Directions for this task
Pick every line from the data that holds the word "Only".
----- Excerpted records
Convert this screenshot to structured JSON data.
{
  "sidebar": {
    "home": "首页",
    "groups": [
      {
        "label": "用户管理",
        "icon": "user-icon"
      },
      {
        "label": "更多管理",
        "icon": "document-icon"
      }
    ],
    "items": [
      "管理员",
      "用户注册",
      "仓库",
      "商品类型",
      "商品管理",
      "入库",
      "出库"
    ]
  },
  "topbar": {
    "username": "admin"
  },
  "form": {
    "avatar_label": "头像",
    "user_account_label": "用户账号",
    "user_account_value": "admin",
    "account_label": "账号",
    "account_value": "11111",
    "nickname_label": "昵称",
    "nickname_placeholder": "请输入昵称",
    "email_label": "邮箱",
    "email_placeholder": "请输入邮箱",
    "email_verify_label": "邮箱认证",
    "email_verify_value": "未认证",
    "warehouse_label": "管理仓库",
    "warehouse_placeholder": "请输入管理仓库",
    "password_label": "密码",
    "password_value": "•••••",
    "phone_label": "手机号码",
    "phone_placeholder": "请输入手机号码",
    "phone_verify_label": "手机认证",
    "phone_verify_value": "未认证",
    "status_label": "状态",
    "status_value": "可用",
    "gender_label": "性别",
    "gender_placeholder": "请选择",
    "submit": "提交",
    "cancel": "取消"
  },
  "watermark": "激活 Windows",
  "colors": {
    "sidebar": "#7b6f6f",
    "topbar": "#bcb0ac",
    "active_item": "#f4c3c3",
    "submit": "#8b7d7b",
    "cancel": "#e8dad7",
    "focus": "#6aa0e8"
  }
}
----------
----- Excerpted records
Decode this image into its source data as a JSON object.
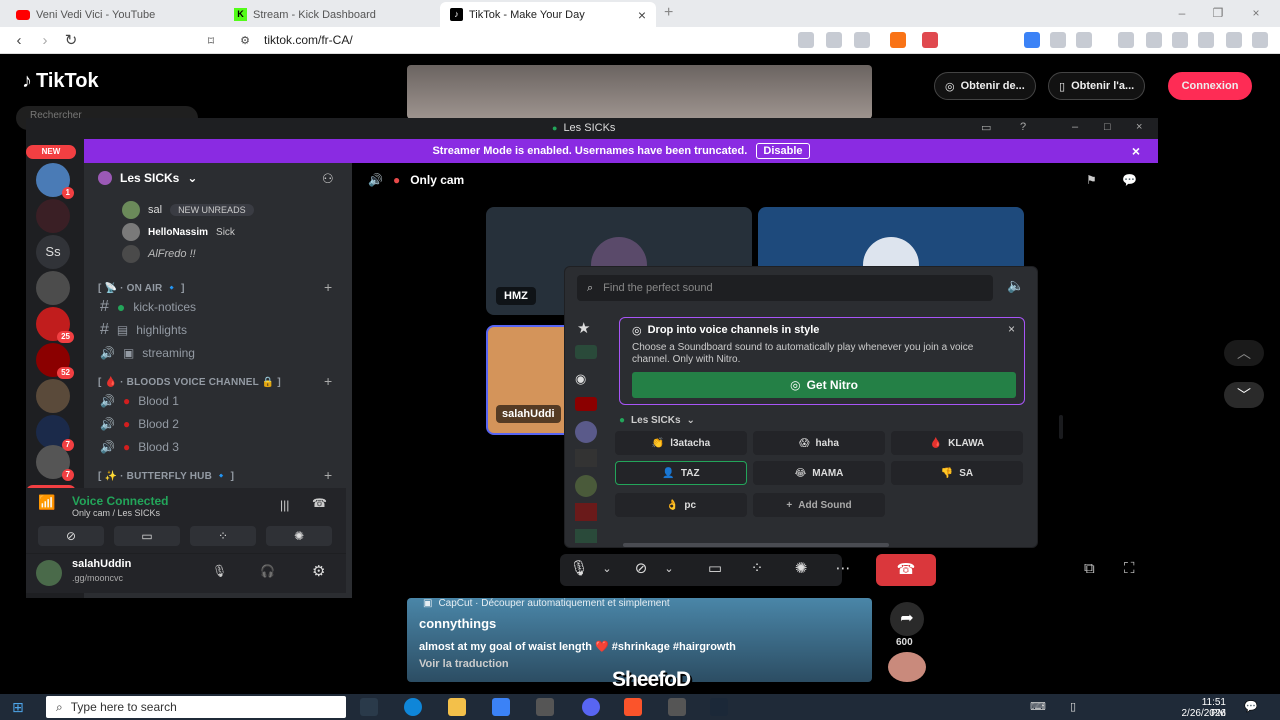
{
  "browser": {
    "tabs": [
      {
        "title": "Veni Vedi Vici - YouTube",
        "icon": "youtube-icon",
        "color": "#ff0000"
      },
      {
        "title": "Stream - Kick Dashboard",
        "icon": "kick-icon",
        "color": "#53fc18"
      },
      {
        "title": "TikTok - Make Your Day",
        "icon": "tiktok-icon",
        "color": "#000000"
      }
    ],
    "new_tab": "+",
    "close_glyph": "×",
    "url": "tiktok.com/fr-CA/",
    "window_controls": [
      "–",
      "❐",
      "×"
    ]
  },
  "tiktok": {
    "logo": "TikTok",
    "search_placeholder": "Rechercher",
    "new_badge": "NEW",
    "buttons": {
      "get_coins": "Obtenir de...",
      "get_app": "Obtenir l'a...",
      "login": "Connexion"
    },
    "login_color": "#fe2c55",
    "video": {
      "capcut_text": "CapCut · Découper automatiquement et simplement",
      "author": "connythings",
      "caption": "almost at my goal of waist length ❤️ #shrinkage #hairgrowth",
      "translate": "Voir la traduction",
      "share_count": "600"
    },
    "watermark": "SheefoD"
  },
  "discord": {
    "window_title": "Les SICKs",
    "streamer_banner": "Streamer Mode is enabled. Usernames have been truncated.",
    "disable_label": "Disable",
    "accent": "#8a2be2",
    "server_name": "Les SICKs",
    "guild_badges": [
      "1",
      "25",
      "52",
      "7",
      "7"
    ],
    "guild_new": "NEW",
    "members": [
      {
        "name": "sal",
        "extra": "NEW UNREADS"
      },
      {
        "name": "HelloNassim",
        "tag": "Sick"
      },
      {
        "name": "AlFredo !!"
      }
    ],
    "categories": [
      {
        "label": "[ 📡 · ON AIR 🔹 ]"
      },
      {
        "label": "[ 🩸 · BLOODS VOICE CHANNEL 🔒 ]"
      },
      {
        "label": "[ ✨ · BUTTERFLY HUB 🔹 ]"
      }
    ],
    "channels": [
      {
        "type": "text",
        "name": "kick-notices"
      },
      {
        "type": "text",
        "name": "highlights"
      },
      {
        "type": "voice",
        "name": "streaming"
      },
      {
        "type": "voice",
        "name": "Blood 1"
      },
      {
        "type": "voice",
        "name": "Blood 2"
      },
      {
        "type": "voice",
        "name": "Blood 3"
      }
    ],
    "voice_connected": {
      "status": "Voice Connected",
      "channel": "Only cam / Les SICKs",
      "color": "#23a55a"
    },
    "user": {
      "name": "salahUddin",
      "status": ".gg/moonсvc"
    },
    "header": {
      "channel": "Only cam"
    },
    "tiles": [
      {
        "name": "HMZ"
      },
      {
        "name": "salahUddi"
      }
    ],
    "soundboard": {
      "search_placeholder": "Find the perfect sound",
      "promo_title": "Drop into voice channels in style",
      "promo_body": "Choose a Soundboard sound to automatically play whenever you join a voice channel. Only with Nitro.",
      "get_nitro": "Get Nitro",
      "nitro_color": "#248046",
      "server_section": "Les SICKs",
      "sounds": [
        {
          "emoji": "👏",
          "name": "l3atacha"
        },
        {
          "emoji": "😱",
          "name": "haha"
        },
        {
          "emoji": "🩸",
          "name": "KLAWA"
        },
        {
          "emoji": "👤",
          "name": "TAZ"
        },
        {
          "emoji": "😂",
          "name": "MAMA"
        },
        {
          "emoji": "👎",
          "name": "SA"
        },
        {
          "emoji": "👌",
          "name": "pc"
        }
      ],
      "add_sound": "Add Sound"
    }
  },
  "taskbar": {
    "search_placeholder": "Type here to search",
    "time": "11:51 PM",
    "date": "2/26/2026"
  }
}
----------
Answer to this task
      "channel": "Only cam / Les SICKs",
      "channel": "Only cam"
      "promo_body": "Choose a Soundboard sound to automatically play whenever you join a voice channel. Only with Nitro.",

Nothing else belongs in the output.